- Plug-in hybrid Superb to launch in 2019
- It will share technology with the VW Passat GTE
- It's the first of many new electrified Skodas
Skoda has announced its electrification strategy for its entire model range. The programme is called Electro-mobility strategy, and will result in Skoda offering a range of plug-in hybrids (PHEVs) and pure-electric (EV) models by 2025.
The company’s direction is being shaped by forthcoming EU CO2 emission legislation, which will heavily fine car manufacturers that can’t get their fleet average to meet the EU’s numbers. Given that taxation will increasingly favour low- and zero-emission cars, this is a logical move for the company.
In 2019, Electro-mobility kicks off with the launch of the Skoda Superb PHEV. There’s little in the way of surprise here, with its hybrid drivetrain being shared with the Volkswagen Passat GTE (below). It’s in the final stages of testing and development, and it’s likely that its PHEV system will be used in further Skoda models.
What will the Skoda Superb PHEV cost to run?
Given it shares its running gear and PHEV technology with the Volkswagen Passat GTE (aside from a larger 13kWh battery), expect it to attract a similar company car tax cost (Basic Rate) £44-£45, and (Higher Rate) £89-£91 per month (at the time of writing).

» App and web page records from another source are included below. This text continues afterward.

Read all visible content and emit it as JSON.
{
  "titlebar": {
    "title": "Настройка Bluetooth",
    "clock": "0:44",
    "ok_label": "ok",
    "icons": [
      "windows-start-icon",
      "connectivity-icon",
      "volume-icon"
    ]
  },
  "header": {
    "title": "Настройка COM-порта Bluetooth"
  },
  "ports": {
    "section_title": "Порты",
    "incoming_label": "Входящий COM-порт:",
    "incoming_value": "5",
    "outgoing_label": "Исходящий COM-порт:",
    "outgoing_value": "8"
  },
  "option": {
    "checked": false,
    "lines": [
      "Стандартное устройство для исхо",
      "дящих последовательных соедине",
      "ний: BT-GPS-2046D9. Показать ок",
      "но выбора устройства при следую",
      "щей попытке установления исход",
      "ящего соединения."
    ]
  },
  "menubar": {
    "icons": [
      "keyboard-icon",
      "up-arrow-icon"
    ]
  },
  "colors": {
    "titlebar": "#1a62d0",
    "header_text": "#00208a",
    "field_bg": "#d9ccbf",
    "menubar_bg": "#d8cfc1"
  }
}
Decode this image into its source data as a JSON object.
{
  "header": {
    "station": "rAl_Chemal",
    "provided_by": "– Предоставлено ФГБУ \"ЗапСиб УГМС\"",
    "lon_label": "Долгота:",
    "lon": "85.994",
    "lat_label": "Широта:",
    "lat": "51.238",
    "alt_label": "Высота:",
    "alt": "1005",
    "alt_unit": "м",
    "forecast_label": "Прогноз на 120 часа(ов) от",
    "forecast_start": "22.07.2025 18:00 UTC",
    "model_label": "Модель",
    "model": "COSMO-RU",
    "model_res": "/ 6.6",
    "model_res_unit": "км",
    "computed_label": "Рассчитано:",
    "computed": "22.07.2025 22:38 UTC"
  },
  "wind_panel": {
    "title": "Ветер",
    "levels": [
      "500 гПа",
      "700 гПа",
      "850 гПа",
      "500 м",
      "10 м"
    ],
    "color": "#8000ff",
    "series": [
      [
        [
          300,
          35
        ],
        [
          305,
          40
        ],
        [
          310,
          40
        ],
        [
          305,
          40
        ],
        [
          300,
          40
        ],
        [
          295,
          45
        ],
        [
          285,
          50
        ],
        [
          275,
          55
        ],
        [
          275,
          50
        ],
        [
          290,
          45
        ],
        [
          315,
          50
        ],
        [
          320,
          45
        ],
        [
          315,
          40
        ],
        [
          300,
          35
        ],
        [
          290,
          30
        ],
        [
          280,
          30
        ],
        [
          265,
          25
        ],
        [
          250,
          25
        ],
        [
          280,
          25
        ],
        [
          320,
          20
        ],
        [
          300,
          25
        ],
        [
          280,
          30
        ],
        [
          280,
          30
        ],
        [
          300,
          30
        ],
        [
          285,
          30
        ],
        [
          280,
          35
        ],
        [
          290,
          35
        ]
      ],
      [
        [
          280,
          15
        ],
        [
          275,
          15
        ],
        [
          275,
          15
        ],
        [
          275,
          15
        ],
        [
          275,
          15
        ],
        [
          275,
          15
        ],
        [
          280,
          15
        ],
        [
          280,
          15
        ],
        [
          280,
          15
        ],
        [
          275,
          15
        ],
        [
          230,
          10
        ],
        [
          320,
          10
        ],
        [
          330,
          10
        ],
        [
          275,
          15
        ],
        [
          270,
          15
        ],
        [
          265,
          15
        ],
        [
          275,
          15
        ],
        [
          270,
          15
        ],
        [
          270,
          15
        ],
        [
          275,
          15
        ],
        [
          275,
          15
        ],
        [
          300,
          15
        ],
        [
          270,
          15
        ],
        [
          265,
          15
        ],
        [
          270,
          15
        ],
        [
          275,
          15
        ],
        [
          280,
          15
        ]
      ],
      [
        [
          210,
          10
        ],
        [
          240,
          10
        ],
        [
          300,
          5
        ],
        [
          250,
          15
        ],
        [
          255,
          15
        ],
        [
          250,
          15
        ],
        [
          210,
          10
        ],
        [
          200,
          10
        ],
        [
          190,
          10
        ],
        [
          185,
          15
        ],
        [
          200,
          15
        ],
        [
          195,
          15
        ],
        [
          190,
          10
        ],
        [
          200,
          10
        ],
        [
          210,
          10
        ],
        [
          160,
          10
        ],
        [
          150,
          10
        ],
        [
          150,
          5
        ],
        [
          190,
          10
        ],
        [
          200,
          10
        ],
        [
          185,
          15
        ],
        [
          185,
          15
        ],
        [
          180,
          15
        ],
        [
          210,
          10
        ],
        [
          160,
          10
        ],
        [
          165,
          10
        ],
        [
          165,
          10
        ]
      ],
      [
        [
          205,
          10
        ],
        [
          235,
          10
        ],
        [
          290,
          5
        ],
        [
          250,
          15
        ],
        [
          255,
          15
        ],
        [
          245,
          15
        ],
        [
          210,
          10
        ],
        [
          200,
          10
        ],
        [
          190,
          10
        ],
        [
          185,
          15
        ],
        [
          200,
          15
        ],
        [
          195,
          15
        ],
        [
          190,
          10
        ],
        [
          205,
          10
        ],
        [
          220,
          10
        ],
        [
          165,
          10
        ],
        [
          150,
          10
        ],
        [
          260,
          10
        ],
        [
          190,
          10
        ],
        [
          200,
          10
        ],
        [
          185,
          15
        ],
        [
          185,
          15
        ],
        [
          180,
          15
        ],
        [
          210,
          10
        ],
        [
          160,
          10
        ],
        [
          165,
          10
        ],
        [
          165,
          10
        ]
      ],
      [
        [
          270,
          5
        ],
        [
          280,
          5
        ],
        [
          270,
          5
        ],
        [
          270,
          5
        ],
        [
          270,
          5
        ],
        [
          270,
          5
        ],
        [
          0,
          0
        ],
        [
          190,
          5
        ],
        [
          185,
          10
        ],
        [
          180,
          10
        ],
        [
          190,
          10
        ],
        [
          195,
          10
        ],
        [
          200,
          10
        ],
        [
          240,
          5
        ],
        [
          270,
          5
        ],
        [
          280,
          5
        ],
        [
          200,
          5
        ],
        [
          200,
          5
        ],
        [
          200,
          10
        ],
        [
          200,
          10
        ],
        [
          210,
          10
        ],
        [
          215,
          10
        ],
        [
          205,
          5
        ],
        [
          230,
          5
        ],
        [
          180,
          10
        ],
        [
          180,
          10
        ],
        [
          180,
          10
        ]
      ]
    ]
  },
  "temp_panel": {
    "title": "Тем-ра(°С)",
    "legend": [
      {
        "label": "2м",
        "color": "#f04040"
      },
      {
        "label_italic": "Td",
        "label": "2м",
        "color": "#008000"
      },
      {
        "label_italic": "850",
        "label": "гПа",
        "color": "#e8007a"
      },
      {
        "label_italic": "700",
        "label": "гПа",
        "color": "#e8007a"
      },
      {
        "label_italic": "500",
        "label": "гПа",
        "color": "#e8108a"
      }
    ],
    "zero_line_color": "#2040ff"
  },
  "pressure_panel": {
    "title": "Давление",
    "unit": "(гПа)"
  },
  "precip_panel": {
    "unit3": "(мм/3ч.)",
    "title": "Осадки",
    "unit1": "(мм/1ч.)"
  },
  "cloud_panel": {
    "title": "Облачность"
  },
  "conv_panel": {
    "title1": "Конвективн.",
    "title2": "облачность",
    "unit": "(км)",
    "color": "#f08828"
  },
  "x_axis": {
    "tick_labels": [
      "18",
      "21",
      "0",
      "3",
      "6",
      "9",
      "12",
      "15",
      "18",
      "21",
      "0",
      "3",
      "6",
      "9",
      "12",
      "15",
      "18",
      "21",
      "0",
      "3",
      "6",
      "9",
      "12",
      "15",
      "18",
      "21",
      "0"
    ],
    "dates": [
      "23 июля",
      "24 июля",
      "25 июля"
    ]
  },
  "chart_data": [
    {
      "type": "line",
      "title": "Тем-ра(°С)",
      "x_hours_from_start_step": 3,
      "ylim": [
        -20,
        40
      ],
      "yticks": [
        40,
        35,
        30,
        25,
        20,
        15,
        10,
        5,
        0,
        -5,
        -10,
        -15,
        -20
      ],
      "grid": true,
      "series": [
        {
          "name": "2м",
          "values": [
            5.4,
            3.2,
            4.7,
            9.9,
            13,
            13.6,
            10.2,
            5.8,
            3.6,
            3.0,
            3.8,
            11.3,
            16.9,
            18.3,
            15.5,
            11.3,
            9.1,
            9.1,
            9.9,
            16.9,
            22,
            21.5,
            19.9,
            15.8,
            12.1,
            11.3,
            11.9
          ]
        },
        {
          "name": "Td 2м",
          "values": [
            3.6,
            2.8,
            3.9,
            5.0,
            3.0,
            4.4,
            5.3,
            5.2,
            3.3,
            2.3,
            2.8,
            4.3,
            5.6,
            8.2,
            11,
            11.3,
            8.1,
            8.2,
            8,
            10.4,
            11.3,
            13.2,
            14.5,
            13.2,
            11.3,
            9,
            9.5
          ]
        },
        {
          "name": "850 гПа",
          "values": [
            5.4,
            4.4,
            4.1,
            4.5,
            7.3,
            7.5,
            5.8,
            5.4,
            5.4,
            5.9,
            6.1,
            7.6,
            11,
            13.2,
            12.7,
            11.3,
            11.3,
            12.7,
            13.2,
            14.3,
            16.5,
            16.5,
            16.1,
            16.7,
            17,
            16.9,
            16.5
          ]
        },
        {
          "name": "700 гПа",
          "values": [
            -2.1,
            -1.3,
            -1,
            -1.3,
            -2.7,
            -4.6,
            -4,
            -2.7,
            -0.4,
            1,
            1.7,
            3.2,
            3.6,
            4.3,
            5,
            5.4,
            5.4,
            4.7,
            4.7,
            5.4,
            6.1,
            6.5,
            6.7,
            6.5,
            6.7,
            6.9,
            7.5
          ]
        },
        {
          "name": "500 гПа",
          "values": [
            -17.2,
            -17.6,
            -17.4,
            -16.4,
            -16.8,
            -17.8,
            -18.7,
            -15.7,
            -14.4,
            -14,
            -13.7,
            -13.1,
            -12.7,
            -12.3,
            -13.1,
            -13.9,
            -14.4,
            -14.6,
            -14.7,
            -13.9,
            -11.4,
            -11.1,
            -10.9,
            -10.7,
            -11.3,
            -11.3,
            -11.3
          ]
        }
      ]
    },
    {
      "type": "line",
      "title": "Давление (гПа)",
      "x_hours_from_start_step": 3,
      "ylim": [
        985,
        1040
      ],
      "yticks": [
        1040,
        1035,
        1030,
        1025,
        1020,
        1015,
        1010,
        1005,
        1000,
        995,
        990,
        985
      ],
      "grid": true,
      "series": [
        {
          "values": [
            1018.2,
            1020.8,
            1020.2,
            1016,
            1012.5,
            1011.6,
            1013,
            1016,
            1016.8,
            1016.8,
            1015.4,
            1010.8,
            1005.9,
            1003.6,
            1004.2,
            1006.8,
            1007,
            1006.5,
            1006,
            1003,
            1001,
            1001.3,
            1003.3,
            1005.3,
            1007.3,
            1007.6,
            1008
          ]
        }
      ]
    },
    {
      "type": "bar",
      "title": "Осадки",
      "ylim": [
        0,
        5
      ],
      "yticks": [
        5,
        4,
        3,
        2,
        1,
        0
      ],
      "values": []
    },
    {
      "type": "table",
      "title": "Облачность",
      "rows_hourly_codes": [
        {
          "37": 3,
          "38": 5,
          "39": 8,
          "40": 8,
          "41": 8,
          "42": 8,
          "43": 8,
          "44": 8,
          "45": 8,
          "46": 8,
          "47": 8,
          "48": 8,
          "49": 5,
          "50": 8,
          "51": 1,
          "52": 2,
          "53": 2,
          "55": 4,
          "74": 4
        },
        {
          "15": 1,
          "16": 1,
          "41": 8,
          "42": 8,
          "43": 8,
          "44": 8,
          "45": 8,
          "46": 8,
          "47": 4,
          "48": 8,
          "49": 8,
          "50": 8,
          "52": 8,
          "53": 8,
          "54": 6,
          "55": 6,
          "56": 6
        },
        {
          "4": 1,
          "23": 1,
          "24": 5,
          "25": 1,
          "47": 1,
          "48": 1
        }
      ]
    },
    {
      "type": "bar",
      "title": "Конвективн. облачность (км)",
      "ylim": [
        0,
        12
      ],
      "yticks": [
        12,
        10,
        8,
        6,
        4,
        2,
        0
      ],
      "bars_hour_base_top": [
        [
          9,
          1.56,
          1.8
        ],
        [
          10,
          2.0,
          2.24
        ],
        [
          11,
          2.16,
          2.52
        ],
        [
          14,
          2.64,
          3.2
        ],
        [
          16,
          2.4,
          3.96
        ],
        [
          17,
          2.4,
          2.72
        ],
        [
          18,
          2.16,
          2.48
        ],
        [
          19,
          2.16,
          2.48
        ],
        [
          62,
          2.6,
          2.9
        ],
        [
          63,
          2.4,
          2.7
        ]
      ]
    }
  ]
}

In terms of performance and economy, the 218hp GTE delivers a maximum speed of 140mph, a 0-62mph time of 7.6 seconds, and a real-world fuel consumption figure of around 50mpg if you don't charge it regularly (with a claimed figure of 156.9mpg assuming more regular charging). The official CO2 emissions figure for the Passat is 40g/km, but Skoda says the Superb will drop to 31g/km.
Skoda says that electrification is hugely important, and it's side-stepping the mild-hybrid route and heading straight to PHEV and ultimately battery-electric vehicles. The company says that its first all-electric vehicle will hit the market in 2020.